In: Journal of Geophysical Research. American Geophysical Union: Richmond. ISSN 0148-0227, more
|Authors|| || Top |
- Massonnet, F., more
- Goosse, H., more
- Fichefet, T., more
- Counillon, F

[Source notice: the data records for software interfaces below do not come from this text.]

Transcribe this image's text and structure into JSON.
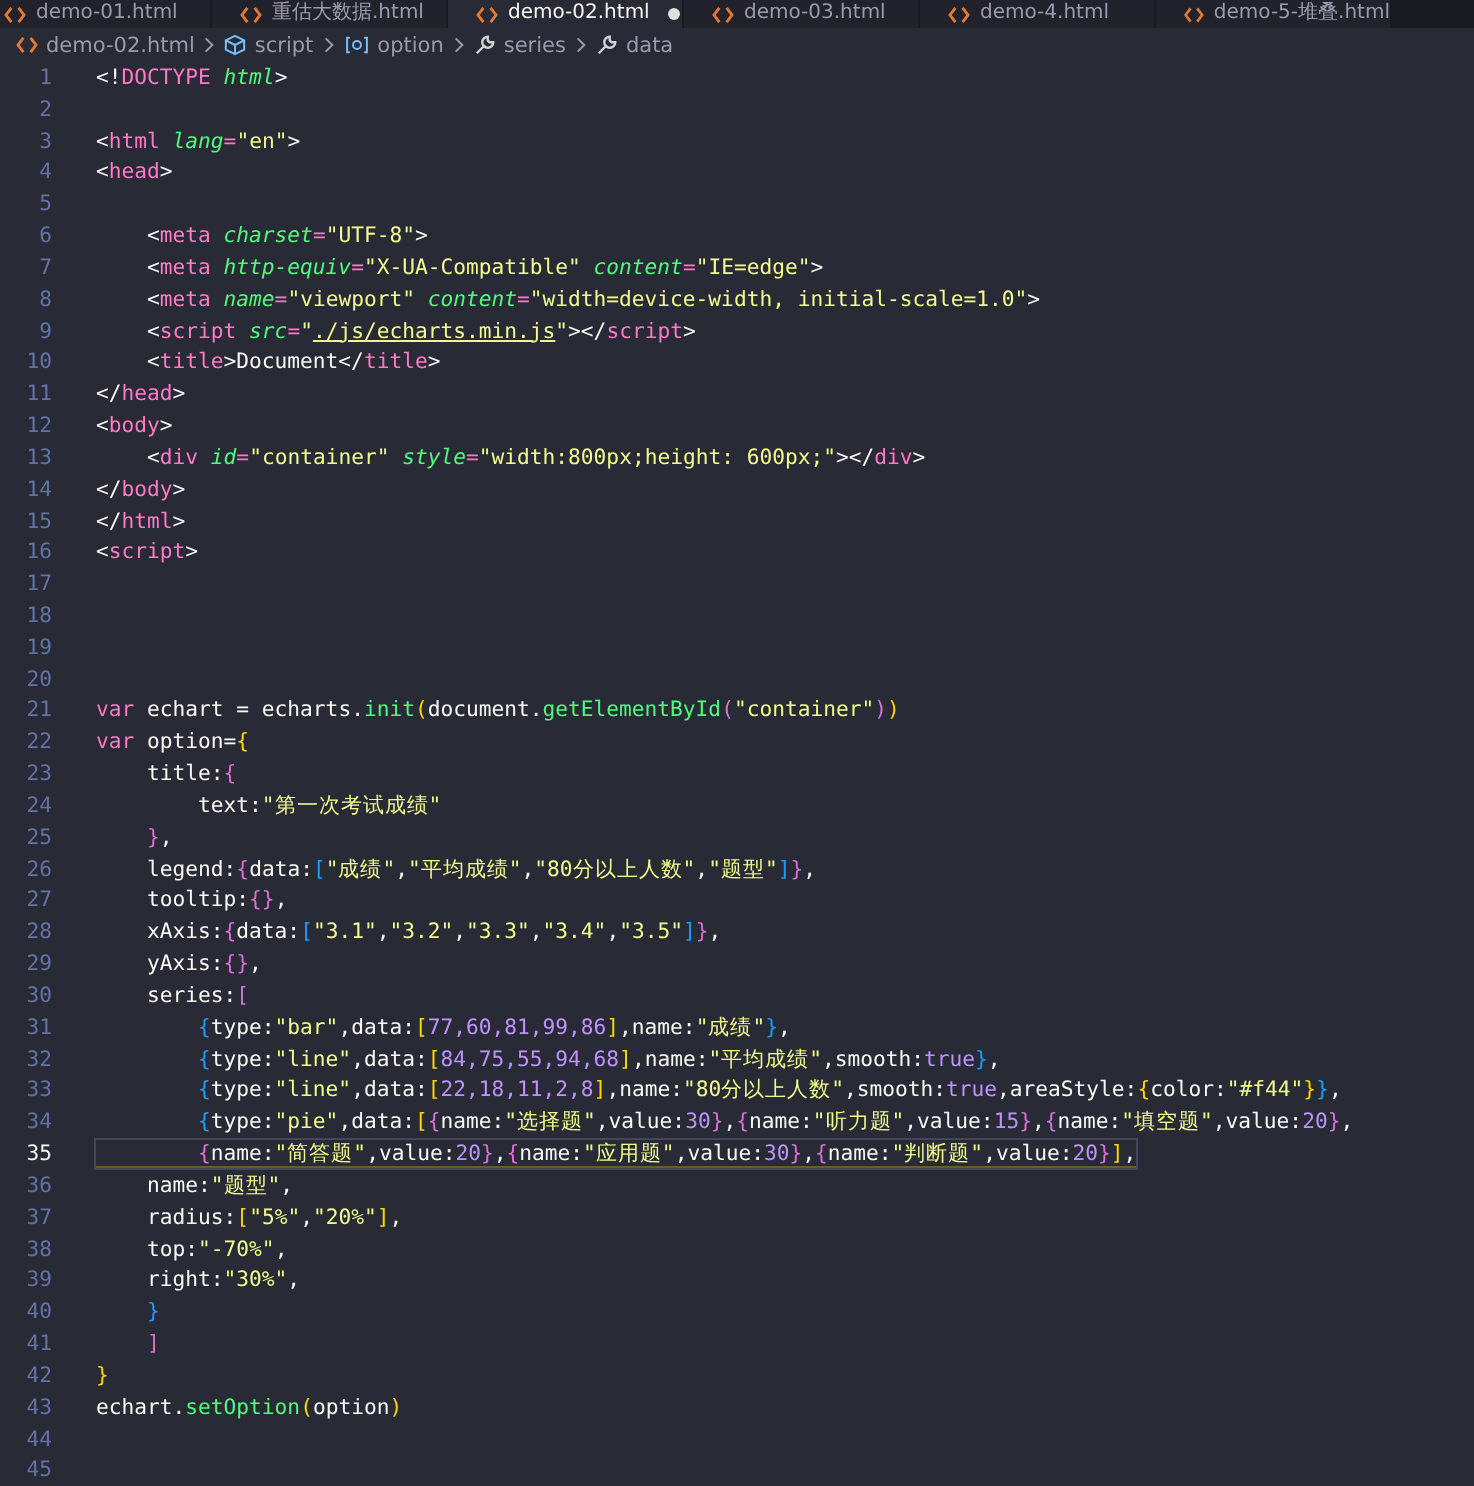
{
  "tabs": [
    {
      "label": "demo-01.html",
      "selected": false,
      "modified": false
    },
    {
      "label": "重估大数据.html",
      "selected": false,
      "modified": false
    },
    {
      "label": "demo-02.html",
      "selected": true,
      "modified": true
    },
    {
      "label": "demo-03.html",
      "selected": false,
      "modified": false
    },
    {
      "label": "demo-4.html",
      "selected": false,
      "modified": false
    },
    {
      "label": "demo-5-堆叠.html",
      "selected": false,
      "modified": false
    }
  ],
  "breadcrumb": [
    {
      "kind": "file",
      "label": "demo-02.html"
    },
    {
      "kind": "module",
      "label": "script"
    },
    {
      "kind": "variable",
      "label": "option"
    },
    {
      "kind": "property",
      "label": "series"
    },
    {
      "kind": "property",
      "label": "data"
    }
  ],
  "lines": [
    {
      "number": "1",
      "current": false,
      "tokens": [
        {
          "kind": "plain",
          "text": "<!"
        },
        {
          "kind": "tag",
          "text": "DOCTYPE"
        },
        {
          "kind": "attr",
          "text": " html"
        },
        {
          "kind": "plain",
          "text": ">"
        }
      ]
    },
    {
      "number": "2",
      "current": false
    },
    {
      "number": "3",
      "current": false,
      "tokens": [
        {
          "kind": "plain",
          "text": "<"
        },
        {
          "kind": "tag",
          "text": "html"
        },
        {
          "kind": "attr",
          "text": " lang"
        },
        {
          "kind": "tag",
          "text": "="
        },
        {
          "kind": "str",
          "text": "\"en\""
        },
        {
          "kind": "plain",
          "text": ">"
        }
      ]
    },
    {
      "number": "4",
      "current": false,
      "tokens": [
        {
          "kind": "plain",
          "text": "<"
        },
        {
          "kind": "tag",
          "text": "head"
        },
        {
          "kind": "plain",
          "text": ">"
        }
      ]
    },
    {
      "number": "5",
      "current": false
    },
    {
      "number": "6",
      "current": false,
      "tokens": [
        {
          "kind": "plain",
          "text": "    <"
        },
        {
          "kind": "tag",
          "text": "meta"
        },
        {
          "kind": "attr",
          "text": " charset"
        },
        {
          "kind": "tag",
          "text": "="
        },
        {
          "kind": "str",
          "text": "\"UTF-8\""
        },
        {
          "kind": "plain",
          "text": ">"
        }
      ]
    },
    {
      "number": "7",
      "current": false,
      "tokens": [
        {
          "kind": "plain",
          "text": "    <"
        },
        {
          "kind": "tag",
          "text": "meta"
        },
        {
          "kind": "attr",
          "text": " http-equiv"
        },
        {
          "kind": "tag",
          "text": "="
        },
        {
          "kind": "str",
          "text": "\"X-UA-Compatible\""
        },
        {
          "kind": "attr",
          "text": " content"
        },
        {
          "kind": "tag",
          "text": "="
        },
        {
          "kind": "str",
          "text": "\"IE=edge\""
        },
        {
          "kind": "plain",
          "text": ">"
        }
      ]
    },
    {
      "number": "8",
      "current": false,
      "tokens": [
        {
          "kind": "plain",
          "text": "    <"
        },
        {
          "kind": "tag",
          "text": "meta"
        },
        {
          "kind": "attr",
          "text": " name"
        },
        {
          "kind": "tag",
          "text": "="
        },
        {
          "kind": "str",
          "text": "\"viewport\""
        },
        {
          "kind": "attr",
          "text": " content"
        },
        {
          "kind": "tag",
          "text": "="
        },
        {
          "kind": "str",
          "text": "\"width=device-width, initial-scale=1.0\""
        },
        {
          "kind": "plain",
          "text": ">"
        }
      ]
    },
    {
      "number": "9",
      "current": false,
      "tokens": [
        {
          "kind": "plain",
          "text": "    <"
        },
        {
          "kind": "tag",
          "text": "script"
        },
        {
          "kind": "attr",
          "text": " src"
        },
        {
          "kind": "tag",
          "text": "="
        },
        {
          "kind": "str",
          "text": "\""
        },
        {
          "kind": "link",
          "text": "./js/echarts.min.js"
        },
        {
          "kind": "str",
          "text": "\""
        },
        {
          "kind": "plain",
          "text": "></"
        },
        {
          "kind": "tag",
          "text": "script"
        },
        {
          "kind": "plain",
          "text": ">"
        }
      ]
    },
    {
      "number": "10",
      "current": false,
      "tokens": [
        {
          "kind": "plain",
          "text": "    <"
        },
        {
          "kind": "tag",
          "text": "title"
        },
        {
          "kind": "plain",
          "text": ">Document</"
        },
        {
          "kind": "tag",
          "text": "title"
        },
        {
          "kind": "plain",
          "text": ">"
        }
      ]
    },
    {
      "number": "11",
      "current": false,
      "tokens": [
        {
          "kind": "plain",
          "text": "</"
        },
        {
          "kind": "tag",
          "text": "head"
        },
        {
          "kind": "plain",
          "text": ">"
        }
      ]
    },
    {
      "number": "12",
      "current": false,
      "tokens": [
        {
          "kind": "plain",
          "text": "<"
        },
        {
          "kind": "tag",
          "text": "body"
        },
        {
          "kind": "plain",
          "text": ">"
        }
      ]
    },
    {
      "number": "13",
      "current": false,
      "tokens": [
        {
          "kind": "plain",
          "text": "    <"
        },
        {
          "kind": "tag",
          "text": "div"
        },
        {
          "kind": "attr",
          "text": " id"
        },
        {
          "kind": "tag",
          "text": "="
        },
        {
          "kind": "str",
          "text": "\"container\""
        },
        {
          "kind": "attr",
          "text": " style"
        },
        {
          "kind": "tag",
          "text": "="
        },
        {
          "kind": "str",
          "text": "\"width:800px;height: 600px;\""
        },
        {
          "kind": "plain",
          "text": "></"
        },
        {
          "kind": "tag",
          "text": "div"
        },
        {
          "kind": "plain",
          "text": ">"
        }
      ]
    },
    {
      "number": "14",
      "current": false,
      "tokens": [
        {
          "kind": "plain",
          "text": "</"
        },
        {
          "kind": "tag",
          "text": "body"
        },
        {
          "kind": "plain",
          "text": ">"
        }
      ]
    },
    {
      "number": "15",
      "current": false,
      "tokens": [
        {
          "kind": "plain",
          "text": "</"
        },
        {
          "kind": "tag",
          "text": "html"
        },
        {
          "kind": "plain",
          "text": ">"
        }
      ]
    },
    {
      "number": "16",
      "current": false,
      "tokens": [
        {
          "kind": "plain",
          "text": "<"
        },
        {
          "kind": "tag",
          "text": "script"
        },
        {
          "kind": "plain",
          "text": ">"
        }
      ]
    },
    {
      "number": "17",
      "current": false
    },
    {
      "number": "18",
      "current": false
    },
    {
      "number": "19",
      "current": false
    },
    {
      "number": "20",
      "current": false
    },
    {
      "number": "21",
      "current": false,
      "tokens": [
        {
          "kind": "kw",
          "text": "var"
        },
        {
          "kind": "plain",
          "text": " echart = echarts."
        },
        {
          "kind": "fn",
          "text": "init"
        },
        {
          "kind": "b1",
          "text": "("
        },
        {
          "kind": "plain",
          "text": "document."
        },
        {
          "kind": "fn",
          "text": "getElementById"
        },
        {
          "kind": "b2",
          "text": "("
        },
        {
          "kind": "str",
          "text": "\"container\""
        },
        {
          "kind": "b2",
          "text": ")"
        },
        {
          "kind": "b1",
          "text": ")"
        }
      ]
    },
    {
      "number": "22",
      "current": false,
      "tokens": [
        {
          "kind": "kw",
          "text": "var"
        },
        {
          "kind": "plain",
          "text": " option="
        },
        {
          "kind": "b1",
          "text": "{"
        }
      ]
    },
    {
      "number": "23",
      "current": false,
      "tokens": [
        {
          "kind": "plain",
          "text": "    title:"
        },
        {
          "kind": "b2",
          "text": "{"
        }
      ]
    },
    {
      "number": "24",
      "current": false,
      "tokens": [
        {
          "kind": "plain",
          "text": "        text:"
        },
        {
          "kind": "str",
          "text": "\"第一次考试成绩\""
        }
      ]
    },
    {
      "number": "25",
      "current": false,
      "tokens": [
        {
          "kind": "b2",
          "text": "    }"
        },
        {
          "kind": "plain",
          "text": ","
        }
      ]
    },
    {
      "number": "26",
      "current": false,
      "tokens": [
        {
          "kind": "plain",
          "text": "    legend:"
        },
        {
          "kind": "b2",
          "text": "{"
        },
        {
          "kind": "plain",
          "text": "data:"
        },
        {
          "kind": "b3",
          "text": "["
        },
        {
          "kind": "str",
          "text": "\"成绩\""
        },
        {
          "kind": "plain",
          "text": ","
        },
        {
          "kind": "str",
          "text": "\"平均成绩\""
        },
        {
          "kind": "plain",
          "text": ","
        },
        {
          "kind": "str",
          "text": "\"80分以上人数\""
        },
        {
          "kind": "plain",
          "text": ","
        },
        {
          "kind": "str",
          "text": "\"题型\""
        },
        {
          "kind": "b3",
          "text": "]"
        },
        {
          "kind": "b2",
          "text": "}"
        },
        {
          "kind": "plain",
          "text": ","
        }
      ]
    },
    {
      "number": "27",
      "current": false,
      "tokens": [
        {
          "kind": "plain",
          "text": "    tooltip:"
        },
        {
          "kind": "b2",
          "text": "{}"
        },
        {
          "kind": "plain",
          "text": ","
        }
      ]
    },
    {
      "number": "28",
      "current": false,
      "tokens": [
        {
          "kind": "plain",
          "text": "    xAxis:"
        },
        {
          "kind": "b2",
          "text": "{"
        },
        {
          "kind": "plain",
          "text": "data:"
        },
        {
          "kind": "b3",
          "text": "["
        },
        {
          "kind": "str",
          "text": "\"3.1\""
        },
        {
          "kind": "plain",
          "text": ","
        },
        {
          "kind": "str",
          "text": "\"3.2\""
        },
        {
          "kind": "plain",
          "text": ","
        },
        {
          "kind": "str",
          "text": "\"3.3\""
        },
        {
          "kind": "plain",
          "text": ","
        },
        {
          "kind": "str",
          "text": "\"3.4\""
        },
        {
          "kind": "plain",
          "text": ","
        },
        {
          "kind": "str",
          "text": "\"3.5\""
        },
        {
          "kind": "b3",
          "text": "]"
        },
        {
          "kind": "b2",
          "text": "}"
        },
        {
          "kind": "plain",
          "text": ","
        }
      ]
    },
    {
      "number": "29",
      "current": false,
      "tokens": [
        {
          "kind": "plain",
          "text": "    yAxis:"
        },
        {
          "kind": "b2",
          "text": "{}"
        },
        {
          "kind": "plain",
          "text": ","
        }
      ]
    },
    {
      "number": "30",
      "current": false,
      "tokens": [
        {
          "kind": "plain",
          "text": "    series:"
        },
        {
          "kind": "b2",
          "text": "["
        }
      ]
    },
    {
      "number": "31",
      "current": false,
      "tokens": [
        {
          "kind": "b3",
          "text": "        {"
        },
        {
          "kind": "plain",
          "text": "type:"
        },
        {
          "kind": "str",
          "text": "\"bar\""
        },
        {
          "kind": "plain",
          "text": ",data:"
        },
        {
          "kind": "b1",
          "text": "["
        },
        {
          "kind": "num",
          "text": "77,60,81,99,86"
        },
        {
          "kind": "b1",
          "text": "]"
        },
        {
          "kind": "plain",
          "text": ",name:"
        },
        {
          "kind": "str",
          "text": "\"成绩\""
        },
        {
          "kind": "b3",
          "text": "}"
        },
        {
          "kind": "plain",
          "text": ","
        }
      ]
    },
    {
      "number": "32",
      "current": false,
      "tokens": [
        {
          "kind": "b3",
          "text": "        {"
        },
        {
          "kind": "plain",
          "text": "type:"
        },
        {
          "kind": "str",
          "text": "\"line\""
        },
        {
          "kind": "plain",
          "text": ",data:"
        },
        {
          "kind": "b1",
          "text": "["
        },
        {
          "kind": "num",
          "text": "84,75,55,94,68"
        },
        {
          "kind": "b1",
          "text": "]"
        },
        {
          "kind": "plain",
          "text": ",name:"
        },
        {
          "kind": "str",
          "text": "\"平均成绩\""
        },
        {
          "kind": "plain",
          "text": ",smooth:"
        },
        {
          "kind": "num",
          "text": "true"
        },
        {
          "kind": "b3",
          "text": "}"
        },
        {
          "kind": "plain",
          "text": ","
        }
      ]
    },
    {
      "number": "33",
      "current": false,
      "tokens": [
        {
          "kind": "b3",
          "text": "        {"
        },
        {
          "kind": "plain",
          "text": "type:"
        },
        {
          "kind": "str",
          "text": "\"line\""
        },
        {
          "kind": "plain",
          "text": ",data:"
        },
        {
          "kind": "b1",
          "text": "["
        },
        {
          "kind": "num",
          "text": "22,18,11,2,8"
        },
        {
          "kind": "b1",
          "text": "]"
        },
        {
          "kind": "plain",
          "text": ",name:"
        },
        {
          "kind": "str",
          "text": "\"80分以上人数\""
        },
        {
          "kind": "plain",
          "text": ",smooth:"
        },
        {
          "kind": "num",
          "text": "true"
        },
        {
          "kind": "plain",
          "text": ",areaStyle:"
        },
        {
          "kind": "b1",
          "text": "{"
        },
        {
          "kind": "plain",
          "text": "color:"
        },
        {
          "kind": "str",
          "text": "\"#f44\""
        },
        {
          "kind": "b1",
          "text": "}"
        },
        {
          "kind": "b3",
          "text": "}"
        },
        {
          "kind": "plain",
          "text": ","
        }
      ]
    },
    {
      "number": "34",
      "current": false,
      "tokens": [
        {
          "kind": "b3",
          "text": "        {"
        },
        {
          "kind": "plain",
          "text": "type:"
        },
        {
          "kind": "str",
          "text": "\"pie\""
        },
        {
          "kind": "plain",
          "text": ",data:"
        },
        {
          "kind": "b1",
          "text": "["
        },
        {
          "kind": "b2",
          "text": "{"
        },
        {
          "kind": "plain",
          "text": "name:"
        },
        {
          "kind": "str",
          "text": "\"选择题\""
        },
        {
          "kind": "plain",
          "text": ",value:"
        },
        {
          "kind": "num",
          "text": "30"
        },
        {
          "kind": "b2",
          "text": "}"
        },
        {
          "kind": "plain",
          "text": ","
        },
        {
          "kind": "b2",
          "text": "{"
        },
        {
          "kind": "plain",
          "text": "name:"
        },
        {
          "kind": "str",
          "text": "\"听力题\""
        },
        {
          "kind": "plain",
          "text": ",value:"
        },
        {
          "kind": "num",
          "text": "15"
        },
        {
          "kind": "b2",
          "text": "}"
        },
        {
          "kind": "plain",
          "text": ","
        },
        {
          "kind": "b2",
          "text": "{"
        },
        {
          "kind": "plain",
          "text": "name:"
        },
        {
          "kind": "str",
          "text": "\"填空题\""
        },
        {
          "kind": "plain",
          "text": ",value:"
        },
        {
          "kind": "num",
          "text": "20"
        },
        {
          "kind": "b2",
          "text": "}"
        },
        {
          "kind": "plain",
          "text": ","
        }
      ]
    },
    {
      "number": "35",
      "current": true,
      "tokens": [
        {
          "kind": "b2",
          "text": "        {"
        },
        {
          "kind": "plain",
          "text": "name:"
        },
        {
          "kind": "str",
          "text": "\"简答题\""
        },
        {
          "kind": "plain",
          "text": ",value:"
        },
        {
          "kind": "num",
          "text": "20"
        },
        {
          "kind": "b2",
          "text": "}"
        },
        {
          "kind": "plain",
          "text": ","
        },
        {
          "kind": "b2",
          "text": "{"
        },
        {
          "kind": "plain",
          "text": "name:"
        },
        {
          "kind": "str",
          "text": "\"应用题\""
        },
        {
          "kind": "plain",
          "text": ",value:"
        },
        {
          "kind": "num",
          "text": "30"
        },
        {
          "kind": "b2",
          "text": "}"
        },
        {
          "kind": "plain",
          "text": ","
        },
        {
          "kind": "b2",
          "text": "{"
        },
        {
          "kind": "plain",
          "text": "name:"
        },
        {
          "kind": "str",
          "text": "\"判断题\""
        },
        {
          "kind": "plain",
          "text": ",value:"
        },
        {
          "kind": "num",
          "text": "20"
        },
        {
          "kind": "b2",
          "text": "}"
        },
        {
          "kind": "b1",
          "text": "]"
        },
        {
          "kind": "plain",
          "text": ","
        }
      ]
    },
    {
      "number": "36",
      "current": false,
      "tokens": [
        {
          "kind": "plain",
          "text": "    name:"
        },
        {
          "kind": "str",
          "text": "\"题型\""
        },
        {
          "kind": "plain",
          "text": ","
        }
      ]
    },
    {
      "number": "37",
      "current": false,
      "tokens": [
        {
          "kind": "plain",
          "text": "    radius:"
        },
        {
          "kind": "b1",
          "text": "["
        },
        {
          "kind": "str",
          "text": "\"5%\""
        },
        {
          "kind": "plain",
          "text": ","
        },
        {
          "kind": "str",
          "text": "\"20%\""
        },
        {
          "kind": "b1",
          "text": "]"
        },
        {
          "kind": "plain",
          "text": ","
        }
      ]
    },
    {
      "number": "38",
      "current": false,
      "tokens": [
        {
          "kind": "plain",
          "text": "    top:"
        },
        {
          "kind": "str",
          "text": "\"-70%\""
        },
        {
          "kind": "plain",
          "text": ","
        }
      ]
    },
    {
      "number": "39",
      "current": false,
      "tokens": [
        {
          "kind": "plain",
          "text": "    right:"
        },
        {
          "kind": "str",
          "text": "\"30%\""
        },
        {
          "kind": "plain",
          "text": ","
        }
      ]
    },
    {
      "number": "40",
      "current": false,
      "tokens": [
        {
          "kind": "b3",
          "text": "    }"
        }
      ]
    },
    {
      "number": "41",
      "current": false,
      "tokens": [
        {
          "kind": "b2",
          "text": "    ]"
        }
      ]
    },
    {
      "number": "42",
      "current": false,
      "tokens": [
        {
          "kind": "b1",
          "text": "}"
        }
      ]
    },
    {
      "number": "43",
      "current": false,
      "tokens": [
        {
          "kind": "plain",
          "text": "echart."
        },
        {
          "kind": "fn",
          "text": "setOption"
        },
        {
          "kind": "b1",
          "text": "("
        },
        {
          "kind": "plain",
          "text": "option"
        },
        {
          "kind": "b1",
          "text": ")"
        }
      ]
    },
    {
      "number": "44",
      "current": false
    },
    {
      "number": "45",
      "current": false
    }
  ]
}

The choice of parameter values is crucial in the course of sea ice model development, since parameters largely affect the modeled mean sea ice state. Manual tuning of parameters will soon become impractical, as sea ice models will likely include more parameters to calibrate, leading to an exponential increase of the number of possible combinations to test. Objective and automatic methods for parameter calibration are thus progressively called on to replace the traditional heuristic, “trial-and-error” recipes. Here a method for calibration of parameters based on the ensemble Kalman filter is implemented, tested and validated in the ocean-sea ice model NEMO-LIM3. Three dynamic parameters are calibrated: the ice strength parameter P*, the ocean-sea ice drag parameter Cw, and the atmosphere-sea ice drag parameter Ca. In twin, perfect-model experiments, the default parameter values are retrieved within 1 year of simulation. Using 2007–2012 real sea ice drift data, the calibration of the ice strength parameter P* and the oceanic drag parameter Cw improves clearly the Arctic sea ice drift properties. It is found that the estimation of the atmospheric drag Ca is not necessary if P* and Cw are already estimated. The large reduction in the sea ice speed bias with calibrated parameters comes with a slight overestimation of the winter sea ice areal export through Fram Strait and a slight improvement in the sea ice thickness distribution. Overall, the estimation of parameters with the ensemble Kalman filter represents an encouraging alternative to manual tuning for ocean-sea ice models.